"In my own department there are colleagues that are doing really good work, but I have to search for it in a journal that's not related to financial planning," Grable said. "If I can get everyone in this room to start publishing in our community it'll be a huge driver for financial planning and [its] academic study."
Submissions to the journal will go through a double-blind peer review. Academically supported quantitative and qualitative methodological research is welcomed, editors say.
Submissions will receive feedback whether they are accepted or not, Bogan said. And reviewers will be compensated to ensure timely and quality feedback. The CFP Board's involvement will be primarily to support the editing process, ensure "the trains are leaving on time" and that it is "consistent with aims we set," Chaffin said.
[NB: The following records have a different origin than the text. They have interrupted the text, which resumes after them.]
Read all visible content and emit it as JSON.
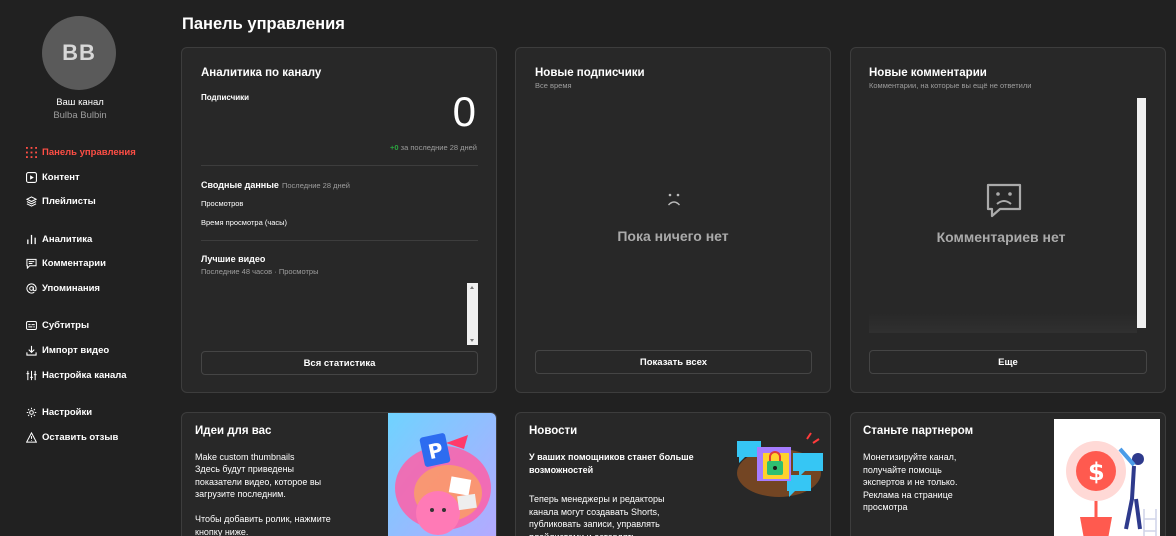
{
  "channel": {
    "initials": "BB",
    "label": "Ваш канал",
    "name": "Bulba Bulbin"
  },
  "nav": {
    "dashboard": "Панель управления",
    "content": "Контент",
    "playlists": "Плейлисты",
    "analytics": "Аналитика",
    "comments": "Комментарии",
    "mentions": "Упоминания",
    "subtitles": "Субтитры",
    "import": "Импорт видео",
    "customization": "Настройка канала",
    "settings": "Настройки",
    "feedback": "Оставить отзыв"
  },
  "page": {
    "title": "Панель управления"
  },
  "analytics": {
    "title": "Аналитика по каналу",
    "subscribers_label": "Подписчики",
    "subscribers_value": "0",
    "delta": "+0",
    "delta_period": "за последние 28 дней",
    "summary_title": "Сводные данные",
    "summary_period": "Последние 28 дней",
    "views_label": "Просмотров",
    "watch_time_label": "Время просмотра (часы)",
    "top_title": "Лучшие видео",
    "top_sub": "Последние 48 часов · Просмотры",
    "button": "Вся статистика"
  },
  "subscribers": {
    "title": "Новые подписчики",
    "sub": "Все время",
    "empty": "Пока ничего нет",
    "button": "Показать всех"
  },
  "comments": {
    "title": "Новые комментарии",
    "sub": "Комментарии, на которые вы ещё не ответили",
    "empty": "Комментариев нет",
    "button": "Еще"
  },
  "ideas": {
    "title": "Идеи для вас",
    "line1": "Make custom thumbnails",
    "line2": "Здесь будут приведены показатели видео, которое вы загрузите последним.",
    "line3": "Чтобы добавить ролик, нажмите кнопку ниже."
  },
  "news": {
    "title": "Новости",
    "headline": "У ваших помощников станет больше возможностей",
    "body": "Теперь менеджеры и редакторы канала могут создавать Shorts, публиковать записи, управлять плейлистами и оставлять"
  },
  "partner": {
    "title": "Станьте партнером",
    "body": "Монетизируйте канал, получайте помощь экспертов и не только. Реклама на странице просмотра"
  },
  "colors": {
    "accent": "#ff4e45",
    "positive": "#2ba640",
    "background": "#212121",
    "card": "#282828"
  }
}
Six other journals were represented at the Colloquium, Chaffin said, and they hope to collaborate in the future.
"We believe our interdisciplinary approach, bringing even clinical and cognitive approaches to financial planning is bringing more papers to our profession," he said. "We see it as a collaborative process and we're all on the same page in working together."